MANAGUA, Nicaragua — A Catholic bishop who has been outspoken in his criticism of President Daniel Ortega over Nicaragua’s political standoff left the country Tuesday after being called to the Vatican indefinitely by Pope Francis.
Speaking at Managua’s international airport, where no members of the country’s bishops’ conference were on hand to bid a farewell, Managua auxiliary Bishop Silvio Báez told journalists and supporters that he was leaving with “my heart broken into pieces.”
“It hurts me to leave, but my heart remains here and I will always be following (the situation in Nicaragua) closely,” Báez said. “As many times as may be necessary and as often as Pope Francis asks me to speak with him, I will give him my vision of reality in the most objective manner possible.”
Báez, 60, who celebrated his last Mass in Nicaragua on Sunday, said he would visit relatives in Miami before traveling to Rome.
Báez has received multiple death threats and suffered a cut on his arm when he and other church officials were attacked by a pro-government mob last year in Diriamba. Drones hover over his home, and men on motorcycles have entered its parking area. He changed his phone number four times because of the threats.

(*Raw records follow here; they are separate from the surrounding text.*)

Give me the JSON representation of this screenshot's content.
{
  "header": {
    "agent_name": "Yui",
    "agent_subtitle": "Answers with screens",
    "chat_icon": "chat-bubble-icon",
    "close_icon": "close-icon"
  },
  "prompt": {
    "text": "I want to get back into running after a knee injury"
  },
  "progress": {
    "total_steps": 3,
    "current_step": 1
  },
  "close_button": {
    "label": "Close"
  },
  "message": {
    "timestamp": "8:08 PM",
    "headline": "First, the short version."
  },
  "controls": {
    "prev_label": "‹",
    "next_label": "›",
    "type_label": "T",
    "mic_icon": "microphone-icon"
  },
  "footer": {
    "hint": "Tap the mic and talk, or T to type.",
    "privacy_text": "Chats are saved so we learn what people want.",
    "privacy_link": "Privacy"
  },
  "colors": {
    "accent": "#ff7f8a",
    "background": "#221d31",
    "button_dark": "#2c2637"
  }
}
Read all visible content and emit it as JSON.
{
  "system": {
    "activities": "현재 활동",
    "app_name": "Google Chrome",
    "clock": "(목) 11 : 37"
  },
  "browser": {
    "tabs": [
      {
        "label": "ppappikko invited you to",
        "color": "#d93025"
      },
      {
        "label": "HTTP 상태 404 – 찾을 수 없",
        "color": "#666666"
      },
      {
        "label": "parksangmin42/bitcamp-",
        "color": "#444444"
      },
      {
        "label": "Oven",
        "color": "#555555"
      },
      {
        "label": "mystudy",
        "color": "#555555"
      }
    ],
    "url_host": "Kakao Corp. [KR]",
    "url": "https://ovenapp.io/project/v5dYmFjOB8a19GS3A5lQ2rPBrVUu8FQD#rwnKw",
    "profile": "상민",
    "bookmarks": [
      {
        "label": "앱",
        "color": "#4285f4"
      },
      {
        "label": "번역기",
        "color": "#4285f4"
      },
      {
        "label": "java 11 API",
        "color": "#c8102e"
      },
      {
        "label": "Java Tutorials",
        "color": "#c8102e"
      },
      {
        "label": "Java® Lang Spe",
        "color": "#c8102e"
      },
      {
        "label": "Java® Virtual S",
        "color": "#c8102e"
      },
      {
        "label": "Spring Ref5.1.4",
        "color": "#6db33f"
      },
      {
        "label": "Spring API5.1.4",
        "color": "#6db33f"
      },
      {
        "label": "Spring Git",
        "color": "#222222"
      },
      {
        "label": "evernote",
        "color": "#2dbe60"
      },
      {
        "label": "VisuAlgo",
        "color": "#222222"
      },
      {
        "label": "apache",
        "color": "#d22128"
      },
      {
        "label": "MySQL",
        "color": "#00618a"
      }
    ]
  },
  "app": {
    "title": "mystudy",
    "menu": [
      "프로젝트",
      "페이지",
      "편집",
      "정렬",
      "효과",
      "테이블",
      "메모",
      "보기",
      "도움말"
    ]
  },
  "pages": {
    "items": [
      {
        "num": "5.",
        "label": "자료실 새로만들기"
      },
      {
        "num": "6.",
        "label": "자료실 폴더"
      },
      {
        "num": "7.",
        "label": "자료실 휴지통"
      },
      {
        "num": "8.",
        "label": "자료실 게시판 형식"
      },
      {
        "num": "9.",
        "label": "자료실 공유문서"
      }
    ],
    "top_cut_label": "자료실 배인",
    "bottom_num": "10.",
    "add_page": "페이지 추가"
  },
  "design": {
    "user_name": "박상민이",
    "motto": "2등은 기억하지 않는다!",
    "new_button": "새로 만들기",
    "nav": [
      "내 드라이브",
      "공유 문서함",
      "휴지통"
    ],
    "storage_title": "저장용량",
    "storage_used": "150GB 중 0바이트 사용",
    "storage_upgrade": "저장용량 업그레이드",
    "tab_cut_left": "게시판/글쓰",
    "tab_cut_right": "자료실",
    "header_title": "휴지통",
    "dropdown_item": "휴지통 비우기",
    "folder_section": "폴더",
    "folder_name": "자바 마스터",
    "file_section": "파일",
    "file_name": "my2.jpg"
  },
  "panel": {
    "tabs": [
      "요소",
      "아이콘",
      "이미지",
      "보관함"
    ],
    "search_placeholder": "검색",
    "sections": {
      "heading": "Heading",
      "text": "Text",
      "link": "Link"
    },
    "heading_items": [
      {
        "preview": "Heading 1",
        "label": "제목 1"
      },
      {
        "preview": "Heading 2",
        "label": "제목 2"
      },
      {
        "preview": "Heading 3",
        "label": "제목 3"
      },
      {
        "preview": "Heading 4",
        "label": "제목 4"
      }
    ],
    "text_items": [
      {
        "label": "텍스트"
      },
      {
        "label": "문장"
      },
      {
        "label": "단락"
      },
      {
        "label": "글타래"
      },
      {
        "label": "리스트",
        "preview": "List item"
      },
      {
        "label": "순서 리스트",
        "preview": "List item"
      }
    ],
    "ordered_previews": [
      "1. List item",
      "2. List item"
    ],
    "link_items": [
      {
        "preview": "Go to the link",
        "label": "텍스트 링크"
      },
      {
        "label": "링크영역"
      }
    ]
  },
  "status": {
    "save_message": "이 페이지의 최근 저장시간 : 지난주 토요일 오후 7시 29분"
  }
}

When Francis told Báez he was needed in Rome, the pontiff did not say whether the decision was related to an alleged assassination plot that Báez said the U.S. government warned him of several months ago.
His transfer for an undetermined period of time was announced two weeks ago and prompted surprise and concern among the Nicaraguan opposition, as well as celebration by Ortega allies.
Báez acted as a mediator last year during brief, failed talks on resolving the crisis that erupted in April 2018 with large protests demanding Ortega leave office and allow early elections.
Ortega accused his opponents of attempting a coup, and security forces and armed civilian militias launched a crackdown in which at least 325 people were killed, more than 2,000 wounded and over 52,000 fled to exile, according to the Inter-American Commission on Human Rights.
Ortega had invited bishops to take part in the talks but later criticized them harshly.
A new round of negotiations with the Church not acting as a mediator but rather as an observer is currently on pause.
The government called on opponents to join talks Tuesday, but the Civic Alliance opposition group said Ortega has not abided by previous agreements on freeing all those considered political prisoners and restoring basic freedoms and rights.
At the airport Báez said he wishes for Nicaragua “a society founded in social justice that springs from a true peace, where ideological plurality is not a crime but a treasure.”
He said he had received a letter of thanks on behalf of those who took part in the protests, and added that “the political prisoners have no reason to say thank you, it is us who should thank them for resisting.”
Báez urged the Civic Alliance to remain “firm” but not break off dialogue and called on Nicaraguans to support its efforts.